Thanks for reading and commenting, Caio. I agree with you that both “VII” and “Majora” surely owe much to “Earthbound”; what I was interested in here in particular was the notion not solely of the psychological as represented in games, but more specifically of game storylines describing a reconstitution of a fractured or broken self from its constitutive pieces. This is something that I see strongly present in “VII” and “Majora”; I see Magicant as more focused on conquering the darkness manifest in Ness’s Nightmare, which calls to mind modern parallels more along the lines of “Kingdom Hearts” — or Dark Link, to stay within the “Zelda” franchise. There are, of course, many similarities between both of these types, but I feel the separate focus is enough to merit distinct attention paid to each on its own terms.
I hope you enjoyed the article; thanks again for contributing to the discussion.
Caio Hess · June 17, 2015 at 1:59 am
Hi Suduiko! Thank you so much for the article and for your response. You made a perfectly valid point by differentiating the two types of games cited, i.e., Earthbound, Kingdom Hearts, Zelda versus FFVII, Zelda. For instance, the different places of Eagleland don’t represent aspects Ness’ mind, neither they serve as a quest to collect pieces of a shattered self.
Caio Hess · July 8, 2015 at 3:38 pm
Hi Suduiko! Thank you so much for this analysis, and for creating With A Terrible Fate. I first came upon your website after seeing your Buddhist approach on Majora’s Mask on my news feed on Facebook, and I found it a wonderful read! I was thinking about our last exchange, and I couldn’t stop myself from thinking what were your take on Your Sanctuary locations, in Earthbound. As off-topic as this may sound, what I think is that it offers us a glimpse of future role-playing games using the game structure to represent the recollection of a shattered self, like Ness reminiscing about his past each time he beats a boss and collects another fragment of the song. E.g. ‘Ness saw himself as a baby,’ (sic) ‘Ness saw himself playing with King,’ (sic) etc.
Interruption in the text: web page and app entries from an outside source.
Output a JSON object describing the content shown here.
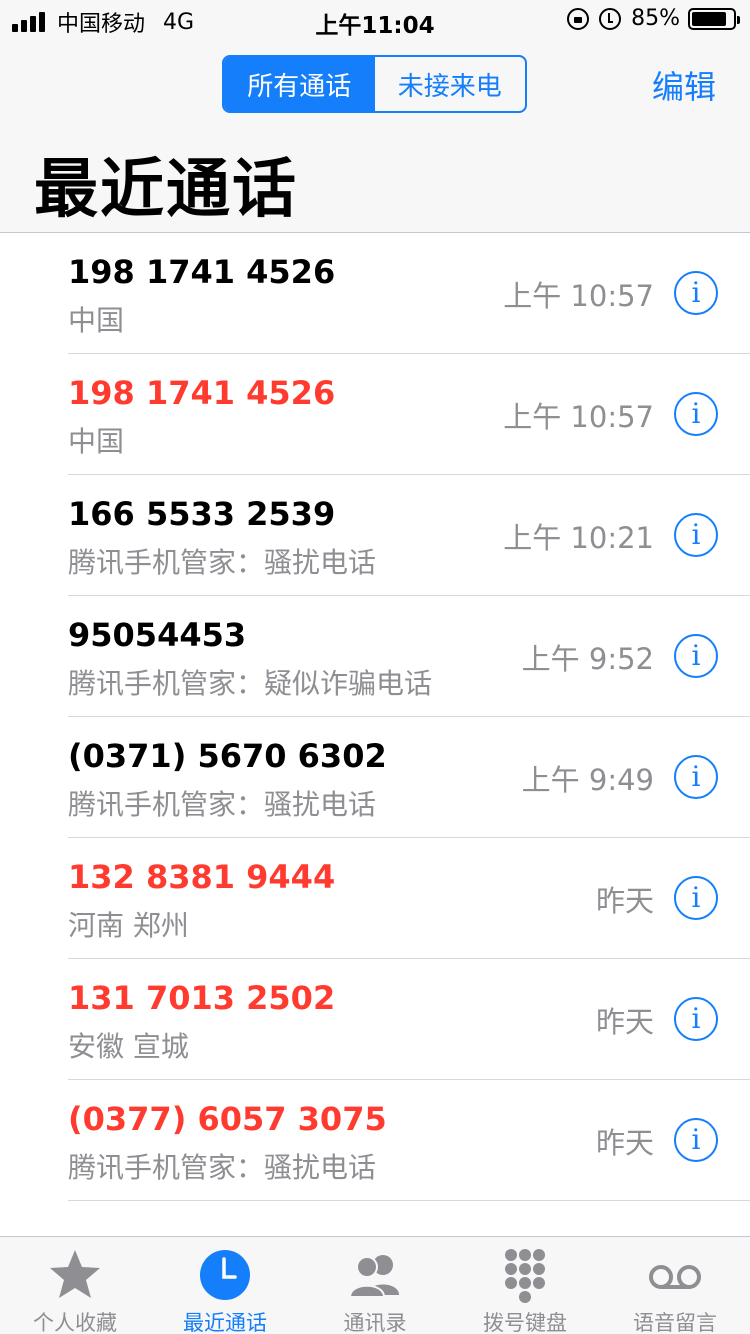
{
  "status": {
    "carrier": "中国移动",
    "network": "4G",
    "time": "上午11:04",
    "battery_text": "85%",
    "battery_level": 0.85
  },
  "header": {
    "segments": [
      "所有通话",
      "未接来电"
    ],
    "edit_label": "编辑",
    "title": "最近通话"
  },
  "calls": [
    {
      "number": "198 1741 4526",
      "sub": "中国",
      "time": "上午 10:57",
      "missed": false
    },
    {
      "number": "198 1741 4526",
      "sub": "中国",
      "time": "上午 10:57",
      "missed": true
    },
    {
      "number": "166 5533 2539",
      "sub": "腾讯手机管家：骚扰电话",
      "time": "上午 10:21",
      "missed": false
    },
    {
      "number": "95054453",
      "sub": "腾讯手机管家：疑似诈骗电话",
      "time": "上午 9:52",
      "missed": false
    },
    {
      "number": "(0371) 5670 6302",
      "sub": "腾讯手机管家：骚扰电话",
      "time": "上午 9:49",
      "missed": false
    },
    {
      "number": "132 8381 9444",
      "sub": "河南 郑州",
      "time": "昨天",
      "missed": true
    },
    {
      "number": "131 7013 2502",
      "sub": "安徽 宣城",
      "time": "昨天",
      "missed": true
    },
    {
      "number": "(0377) 6057 3075",
      "sub": "腾讯手机管家：骚扰电话",
      "time": "昨天",
      "missed": true
    }
  ],
  "tabs": [
    {
      "label": "个人收藏",
      "icon": "star-icon",
      "active": false
    },
    {
      "label": "最近通话",
      "icon": "clock-icon",
      "active": true
    },
    {
      "label": "通讯录",
      "icon": "contacts-icon",
      "active": false
    },
    {
      "label": "拨号键盘",
      "icon": "keypad-icon",
      "active": false
    },
    {
      "label": "语音留言",
      "icon": "voicemail-icon",
      "active": false
    }
  ],
  "colors": {
    "accent": "#147efb",
    "missed": "#ff3b30",
    "secondary": "#8e8e93"
  }
}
P.S. Having read the Dathen Boccabella’s take on Majora’s Mask and The Five Stages of Grief around two years ago, if I recall correctly, it is not as if Link had died and the game is about him trying to cope with his own death, but his grief is related to him missing his friend Navi, [spoiler] who left him in the end of OoT. [/spoiler] In Brazil we have a word to describe the missing of someone, in the expression ‘sentir saudades.’ As someone described it, the word ‘saudades’ can be translated as the ‘love that remains’ after the departure of a loved one. 🙂 I wonder if I could say Majora’s Mask is all about ‘sentir saudades.’
P.P.S. I’d also like to recommend Tevis Thompson’s take on Zelda games in his beautiful essay ‘Saving Zelda.’
suduiko · July 9, 2015 at 2:03 pm
Great to hear from you again, Caio. Very glad you’re enjoying my work. I think that you are right on the money to zero in on “Earthbound” as a genre-defining game; I have my own thoughts on it, but am going to prescind from saying more about it here — it would be too much to fit into one comment. But: keep your eyes open, and you might just see an article about “Earthbound” on WaTF some time soon.
To clarify, when I spoke about the theory of Link being dead, I was referring to the internet theory popularized by the YouTube channel Game Theory, in which it is argued that Link is in fact dead (a theory, by the way, which I find horribly confused and misguided). You can check it out here if you’re interested: https://www.youtube.com/watch?v=7S1SVkysIRw. You’re absolutely right that a theory about Termina representing the stages of grief doesn’t commit you to a view of Link as dead in the game; and, while I’m not convinced that Termina is literally meant to represent the stages of grief, I certainly see the merit to a view of its story telling the tale of Link coping with the loss of Navi. That view is pretty explicit within the game, and I think the narrative does a masterful job of helping the player, along with Link, come to terms with that loss.
I have not read the Thompson essay you mentioned, but I will certainly take a look now that you’ve mentioned it.
Thanks again for reading and commenting on my work — I do hope you continue to do so in the future.